Inaccurate size tables are only part of the problem. Oftentimes, those tables are generic and don’t reflect the measurements of actual items, said Don Howard, executive director of Alvanon Inc., a consulting firm that helps brands and retailers with size and fit. They also don’t explain how fabrics fit. A stretchy fabric might mean downsizing; a fabric with less give could require sizing up.
Further complicating matters is the diverse body shapes of American consumers. A study in the early 2000s sponsored by clothing retailers and manufacturers called SizeUSA measured more than 10,000 people and found that the hip circumference of women with a 28-inch waist varied from 32 inches to 45 inches.
Brands have tried to solve for this problem by adding new silhouettes such as curvy or straight, sometimes creating even more confusion for consumers.
Madison Price said she has stopped buying clothes online because she is tired of returning items that don’t fit. Yet, the 27-year-old musician doesn’t fare much better when she visits her local stores. On a recent trip to Target, she bought a Wild Fable denim jumpsuit in an extra small, but when she tried on a turtle neck from the same brand in the same size, it was too tight.
“Sometimes, I’ll be an extra small, sometimes I’ll be a medium,” the St. Louis resident said. “The sizing is all over the place.”
A Target spokeswoman said sometimes items are designed to fit differently based on the style, and these details are often included in the item description on its website.
Some executives are predicting that sizes will become obsolete.
“Sizes will go out the window 10 years from now,” Levi Strauss & Co. CEO Chip Bergh said last month. “Everybody will be able to do their own body scan on a camera.”
Body-scanning offers precision, but it can cause a different type of discomfort.

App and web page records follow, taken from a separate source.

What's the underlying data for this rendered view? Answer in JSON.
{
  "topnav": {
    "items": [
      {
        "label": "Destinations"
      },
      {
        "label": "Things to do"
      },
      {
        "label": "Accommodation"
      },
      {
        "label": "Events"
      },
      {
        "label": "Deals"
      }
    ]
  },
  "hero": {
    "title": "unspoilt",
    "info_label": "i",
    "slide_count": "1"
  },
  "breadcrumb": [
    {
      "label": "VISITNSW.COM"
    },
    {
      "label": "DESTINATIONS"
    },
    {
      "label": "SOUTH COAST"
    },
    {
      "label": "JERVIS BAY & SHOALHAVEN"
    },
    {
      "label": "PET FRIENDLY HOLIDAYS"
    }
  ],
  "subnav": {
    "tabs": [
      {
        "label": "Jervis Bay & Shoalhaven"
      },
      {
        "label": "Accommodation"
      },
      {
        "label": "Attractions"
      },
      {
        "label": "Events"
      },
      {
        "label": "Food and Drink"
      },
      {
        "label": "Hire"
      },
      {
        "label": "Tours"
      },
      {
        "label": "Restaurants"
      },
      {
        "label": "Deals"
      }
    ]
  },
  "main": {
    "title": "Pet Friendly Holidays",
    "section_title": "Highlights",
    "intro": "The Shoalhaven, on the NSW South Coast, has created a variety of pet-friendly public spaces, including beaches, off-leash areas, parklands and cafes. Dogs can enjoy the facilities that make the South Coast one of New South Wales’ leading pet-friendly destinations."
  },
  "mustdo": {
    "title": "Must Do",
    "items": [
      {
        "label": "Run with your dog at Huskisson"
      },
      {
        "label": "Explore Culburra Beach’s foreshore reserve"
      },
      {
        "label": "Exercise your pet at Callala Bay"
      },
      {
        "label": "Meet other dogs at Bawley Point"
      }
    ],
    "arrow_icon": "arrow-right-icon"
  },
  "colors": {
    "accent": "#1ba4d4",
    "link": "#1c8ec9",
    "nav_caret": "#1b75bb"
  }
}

A startup called My Size Inc. discovered that shoppers weren’t always happy with the size recommendation when it tested its body-scanning app in a New York pop-up store in July.

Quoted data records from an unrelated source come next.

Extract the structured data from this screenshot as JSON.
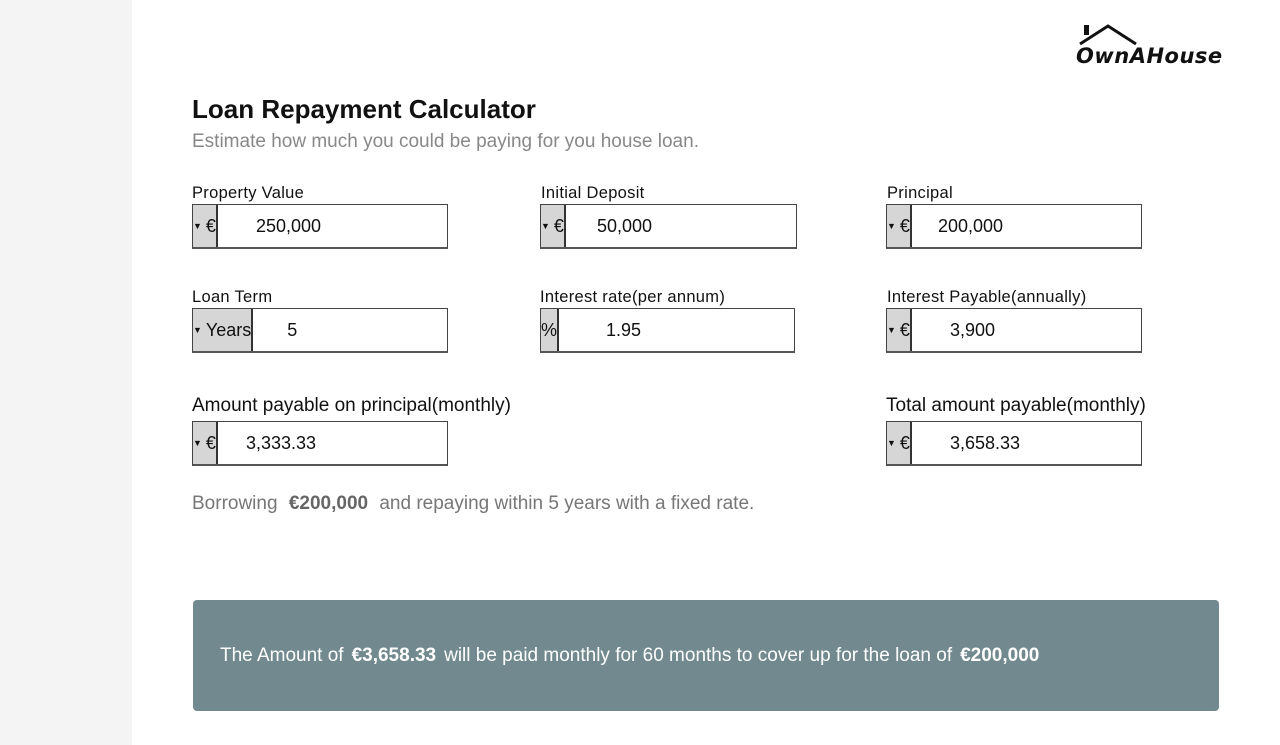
{
  "brand": {
    "logo_text": "OwnAHouse"
  },
  "header": {
    "title": "Loan Repayment Calculator",
    "subtitle": "Estimate how much you could be paying for you house loan."
  },
  "fields": {
    "property_value": {
      "label": "Property Value",
      "unit": "€",
      "value": "250,000"
    },
    "initial_deposit": {
      "label": "Initial Deposit",
      "unit": "€",
      "value": "50,000"
    },
    "principal": {
      "label": "Principal",
      "unit": "€",
      "value": "200,000"
    },
    "loan_term": {
      "label": "Loan Term",
      "unit": "Years",
      "value": "5"
    },
    "interest_rate": {
      "label": "Interest rate(per annum)",
      "unit": "%",
      "value": "1.95"
    },
    "interest_payable": {
      "label": "Interest Payable(annually)",
      "unit": "€",
      "value": "3,900"
    },
    "principal_monthly": {
      "label": "Amount payable on principal(monthly)",
      "unit": "€",
      "value": "3,333.33"
    },
    "total_monthly": {
      "label": "Total amount payable(monthly)",
      "unit": "€",
      "value": "3,658.33"
    }
  },
  "summary": {
    "prefix": "Borrowing",
    "amount": "€200,000",
    "suffix": "and repaying within 5 years with a fixed rate."
  },
  "banner": {
    "part1": "The Amount of",
    "monthly": "€3,658.33",
    "part2": "will be paid monthly for 60 months to cover up for the loan of",
    "loan": "€200,000",
    "color": "#728a8f"
  }
}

“They’d say, ’I’m not a large, I’m a medium,’” said Ronen Luzon, My Size’s chief executive. To get around the problem, MySize ran a second test in which it replaced sizes with colors.
Most apparel in preindustrial America was made-to-measure at home or by professional dressmakers and tailors. That changed during the Civil War, when factories churned out military uniforms, according to the National Institute of Standards and Technology.
Women’s ready-to-wear clothing took off in the 1930s, and by the end of that decade the U.S. Department of Agriculture conducted the first large-scale study of women’s body sizes. Technicians took 59 measurements from about 15,000 women. The data were flawed, partly because the study only included white women, said Lynn Boorady, a professor at Oklahoma State University, who has studied the subject.
In the mid-1940s, the Mail Order Association of America, which was grappling with high return rates, urged a predecessor of the Institute to reanalyze the Agriculture Department data. The result became the basis for clothing sizes in 1958.
As Americans got bigger, manufacturers adopted vanity sizing in the 1980s; clothing got larger, but the sizes stayed the same.
The SizeUSA study last decade determined there were more than 300 standard measurements, resulting in thousands of size combinations. Manufacturers didn’t need to make them all, but the data was sent to them raw and decoding it would have required a statistician, Ms. Boorady said.
Some brands are sidestepping the size issue altogether. Instead of small, medium and large, athletic-wear maker Grrrl Clothing names its sizes after female athletes, including Heidi Cordner, a 6-foot arm-wrestling champion, and Zhang Weili, a strawweight champion in the Ultimate Fighting Championship.
Shoppers still have to match their measurements to those posted on the website for each athlete. “But they don’t have to deal with the stigma of ordering a XXL,” Chief Executive Kortney Olson said.
This article originally appeared in The Wall Street Journal.